    void loop()

    // Read the state of the button
    buttonVal = digitalRead(buttonPin);

    // Test for button pressed and store the down time
    if (buttonVal == LOW && buttonLast == HIGH && (millis() - btnUpTime) > long(debounce))
    btnDnTime = millis();

    // Test for button release and store the up time
    if (buttonVal == HIGH && buttonLast == LOW && (millis() - btnDnTime) > long(debounce))
    if (ignoreUp == false) event1();
    else ignoreUp = false;
    btnUpTime = millis();

    // Test for button held down for longer than the hold time
    if (buttonVal == LOW && (millis() - btnDnTime) > long(holdTime))
    ignoreUp = true;
    btnDnTime = millis();

    buttonLast = buttonVal;


    // Events to trigger by click and press+hold

    void event1()
    ledVal1 = !ledVal1;
    digitalWrite(ledPin1, ledVal1);

    void event2()
    ledVal2 = !ledVal2;
    digitalWrite(ledPin2, ledVal2);

    1. how do you have it wired. i tried on my arduino uno and i get nothing.

  2. very, very nice! I think a lot of 'duino with LCD's just got nested menus because of you!

  3. Gotta say that's a great idea. Seems so simply obvious to do that now that you've stated it. :-)

    I think that's begging to become a compliment to AlphaBeta's Button abstraction layer:

    We could start coding all that in two lines like this, and get down to the fun stuff:

    Button pressMe = button(2, PULLUP);
    if (pressMe.held(1000)) someFunction();

  4. I used something like this in a project I was working on. Though I think this could be compacted further. If you use a simple counter 'while' or 'for' loop, you can have the led turn on, or the function occur right when the threshold between a 'press' and a 'hold' is crossed.

    Attach this function to an interrupt pin

    int ButtonCheck(){
    count = 0;
    if (count > 100){ /button held
    return 2; /button held
    else if count > 0
    return 1; /button pressed

  5. What about a double press?

  6. I'm working on a similar code but with a sensor instead.

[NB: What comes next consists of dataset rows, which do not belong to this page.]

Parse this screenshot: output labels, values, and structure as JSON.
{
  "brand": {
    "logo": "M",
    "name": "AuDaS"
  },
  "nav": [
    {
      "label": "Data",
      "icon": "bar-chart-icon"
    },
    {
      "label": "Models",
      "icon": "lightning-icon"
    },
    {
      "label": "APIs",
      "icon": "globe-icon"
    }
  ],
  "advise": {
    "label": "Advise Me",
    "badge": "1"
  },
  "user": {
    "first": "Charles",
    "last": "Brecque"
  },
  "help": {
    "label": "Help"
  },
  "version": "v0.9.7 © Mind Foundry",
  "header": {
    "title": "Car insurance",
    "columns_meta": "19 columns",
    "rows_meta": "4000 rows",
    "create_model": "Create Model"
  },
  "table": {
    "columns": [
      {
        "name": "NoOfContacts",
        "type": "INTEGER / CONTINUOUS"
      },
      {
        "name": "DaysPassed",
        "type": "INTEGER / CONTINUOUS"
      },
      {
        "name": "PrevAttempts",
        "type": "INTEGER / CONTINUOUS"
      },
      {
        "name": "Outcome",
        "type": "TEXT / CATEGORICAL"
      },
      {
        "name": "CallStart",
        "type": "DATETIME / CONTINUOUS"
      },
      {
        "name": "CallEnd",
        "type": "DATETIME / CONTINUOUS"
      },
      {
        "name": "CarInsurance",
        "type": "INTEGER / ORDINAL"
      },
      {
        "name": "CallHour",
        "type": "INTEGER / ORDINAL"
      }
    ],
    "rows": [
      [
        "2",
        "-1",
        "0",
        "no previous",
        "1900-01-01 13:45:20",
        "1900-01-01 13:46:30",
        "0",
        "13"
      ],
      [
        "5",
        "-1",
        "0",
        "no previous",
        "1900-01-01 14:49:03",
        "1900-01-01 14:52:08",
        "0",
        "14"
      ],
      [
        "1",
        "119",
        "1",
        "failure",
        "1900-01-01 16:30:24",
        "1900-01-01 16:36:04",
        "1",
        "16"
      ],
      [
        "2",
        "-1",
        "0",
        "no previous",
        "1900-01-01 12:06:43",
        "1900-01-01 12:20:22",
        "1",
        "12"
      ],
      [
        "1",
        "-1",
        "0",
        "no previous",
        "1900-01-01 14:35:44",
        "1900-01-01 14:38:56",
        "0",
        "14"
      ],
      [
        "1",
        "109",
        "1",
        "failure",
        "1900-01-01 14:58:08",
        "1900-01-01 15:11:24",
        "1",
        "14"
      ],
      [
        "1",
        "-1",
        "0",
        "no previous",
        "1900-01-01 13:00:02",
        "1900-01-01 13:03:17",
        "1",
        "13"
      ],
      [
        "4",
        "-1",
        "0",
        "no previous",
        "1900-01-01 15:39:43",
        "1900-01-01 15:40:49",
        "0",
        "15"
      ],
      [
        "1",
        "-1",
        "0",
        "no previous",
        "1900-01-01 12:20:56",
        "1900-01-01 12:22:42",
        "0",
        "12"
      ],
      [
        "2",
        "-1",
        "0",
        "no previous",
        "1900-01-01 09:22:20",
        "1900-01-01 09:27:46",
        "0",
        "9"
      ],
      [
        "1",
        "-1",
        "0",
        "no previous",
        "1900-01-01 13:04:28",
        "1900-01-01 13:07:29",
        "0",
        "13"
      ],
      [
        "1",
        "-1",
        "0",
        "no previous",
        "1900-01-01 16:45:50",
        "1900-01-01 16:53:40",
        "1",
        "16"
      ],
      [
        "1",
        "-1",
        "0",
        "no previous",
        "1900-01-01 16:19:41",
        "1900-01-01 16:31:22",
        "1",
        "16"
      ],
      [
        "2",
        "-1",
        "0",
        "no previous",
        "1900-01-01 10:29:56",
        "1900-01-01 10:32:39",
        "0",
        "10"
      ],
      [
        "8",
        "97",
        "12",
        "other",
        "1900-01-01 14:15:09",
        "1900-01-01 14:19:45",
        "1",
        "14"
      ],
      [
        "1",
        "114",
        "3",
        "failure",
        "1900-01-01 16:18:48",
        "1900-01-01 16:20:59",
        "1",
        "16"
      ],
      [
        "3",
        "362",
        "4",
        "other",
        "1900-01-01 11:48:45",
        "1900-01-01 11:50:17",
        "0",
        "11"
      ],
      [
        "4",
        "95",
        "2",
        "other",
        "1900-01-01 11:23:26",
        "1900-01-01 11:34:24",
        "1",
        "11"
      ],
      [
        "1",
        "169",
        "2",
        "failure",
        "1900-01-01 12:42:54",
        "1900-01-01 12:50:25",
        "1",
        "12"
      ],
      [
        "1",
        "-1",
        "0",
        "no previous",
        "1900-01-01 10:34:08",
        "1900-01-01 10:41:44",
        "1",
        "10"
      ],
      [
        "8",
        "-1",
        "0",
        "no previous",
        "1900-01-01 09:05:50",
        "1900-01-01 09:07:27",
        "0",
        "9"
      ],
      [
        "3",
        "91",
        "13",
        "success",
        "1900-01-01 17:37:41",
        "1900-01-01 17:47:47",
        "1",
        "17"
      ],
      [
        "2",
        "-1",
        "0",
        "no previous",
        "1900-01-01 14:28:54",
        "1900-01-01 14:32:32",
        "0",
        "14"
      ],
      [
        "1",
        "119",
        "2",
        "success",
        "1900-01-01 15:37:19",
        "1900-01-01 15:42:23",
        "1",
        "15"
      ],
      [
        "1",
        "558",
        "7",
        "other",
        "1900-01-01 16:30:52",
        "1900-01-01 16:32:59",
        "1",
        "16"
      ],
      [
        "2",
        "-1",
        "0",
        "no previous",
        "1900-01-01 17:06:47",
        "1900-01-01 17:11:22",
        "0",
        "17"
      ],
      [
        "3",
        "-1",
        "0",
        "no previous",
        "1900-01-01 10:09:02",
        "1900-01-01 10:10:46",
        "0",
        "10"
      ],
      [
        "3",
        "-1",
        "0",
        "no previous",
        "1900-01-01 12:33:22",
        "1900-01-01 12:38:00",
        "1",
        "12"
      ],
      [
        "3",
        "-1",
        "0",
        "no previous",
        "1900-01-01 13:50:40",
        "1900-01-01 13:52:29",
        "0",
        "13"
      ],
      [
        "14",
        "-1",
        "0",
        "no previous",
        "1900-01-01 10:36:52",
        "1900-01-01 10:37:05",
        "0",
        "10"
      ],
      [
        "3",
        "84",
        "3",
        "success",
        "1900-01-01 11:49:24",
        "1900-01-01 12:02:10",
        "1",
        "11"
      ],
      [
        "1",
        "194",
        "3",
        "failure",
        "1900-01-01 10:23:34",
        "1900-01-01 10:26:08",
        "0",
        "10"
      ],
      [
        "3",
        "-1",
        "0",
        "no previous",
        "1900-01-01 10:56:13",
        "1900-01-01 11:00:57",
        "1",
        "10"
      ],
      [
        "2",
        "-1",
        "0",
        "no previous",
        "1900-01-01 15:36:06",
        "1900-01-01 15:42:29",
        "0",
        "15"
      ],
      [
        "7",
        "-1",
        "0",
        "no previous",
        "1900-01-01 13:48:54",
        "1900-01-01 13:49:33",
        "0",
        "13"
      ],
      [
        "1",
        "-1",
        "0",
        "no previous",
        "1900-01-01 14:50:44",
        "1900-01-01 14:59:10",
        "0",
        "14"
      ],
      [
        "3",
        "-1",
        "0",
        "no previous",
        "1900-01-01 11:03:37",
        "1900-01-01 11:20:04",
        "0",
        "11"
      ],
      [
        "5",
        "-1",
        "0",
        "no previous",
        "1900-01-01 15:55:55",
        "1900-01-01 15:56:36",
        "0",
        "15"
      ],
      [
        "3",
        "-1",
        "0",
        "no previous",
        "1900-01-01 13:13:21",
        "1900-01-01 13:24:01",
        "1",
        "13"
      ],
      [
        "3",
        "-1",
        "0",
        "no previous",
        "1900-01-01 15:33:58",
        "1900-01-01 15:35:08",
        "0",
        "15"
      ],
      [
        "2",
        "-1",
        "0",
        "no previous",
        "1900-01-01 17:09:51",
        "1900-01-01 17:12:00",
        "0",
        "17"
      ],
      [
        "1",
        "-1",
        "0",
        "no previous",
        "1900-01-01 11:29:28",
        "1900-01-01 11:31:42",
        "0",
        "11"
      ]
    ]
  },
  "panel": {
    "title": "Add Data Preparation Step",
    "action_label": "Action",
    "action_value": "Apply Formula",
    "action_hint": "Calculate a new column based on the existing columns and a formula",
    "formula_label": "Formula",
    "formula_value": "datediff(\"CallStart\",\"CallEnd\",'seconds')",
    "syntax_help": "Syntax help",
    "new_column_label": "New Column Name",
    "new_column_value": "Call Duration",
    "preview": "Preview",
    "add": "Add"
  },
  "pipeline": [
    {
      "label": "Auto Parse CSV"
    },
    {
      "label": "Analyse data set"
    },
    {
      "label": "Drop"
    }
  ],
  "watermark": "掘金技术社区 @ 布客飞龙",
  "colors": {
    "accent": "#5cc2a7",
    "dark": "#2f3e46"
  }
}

I've been trying for days to convert the code but no luck.
    Here's the code I have for the sensor to turn off a single led.
    void loop() {
    val = analogRead(LDR);

    if (val2 < 28)
    {digitalWrite(ledPin, HIGH);
    } else {
    digitalWrite(ledPin, LOW); // turn the ledPin off

    Thanks, 12 year old from Toronto

  7. You are awesome, this code is flawless.

  8. i try this code with keys, but i get ever a 'g' and one second later a 'h'.
    i try click, double click long click. always the same --> gh

    complete code: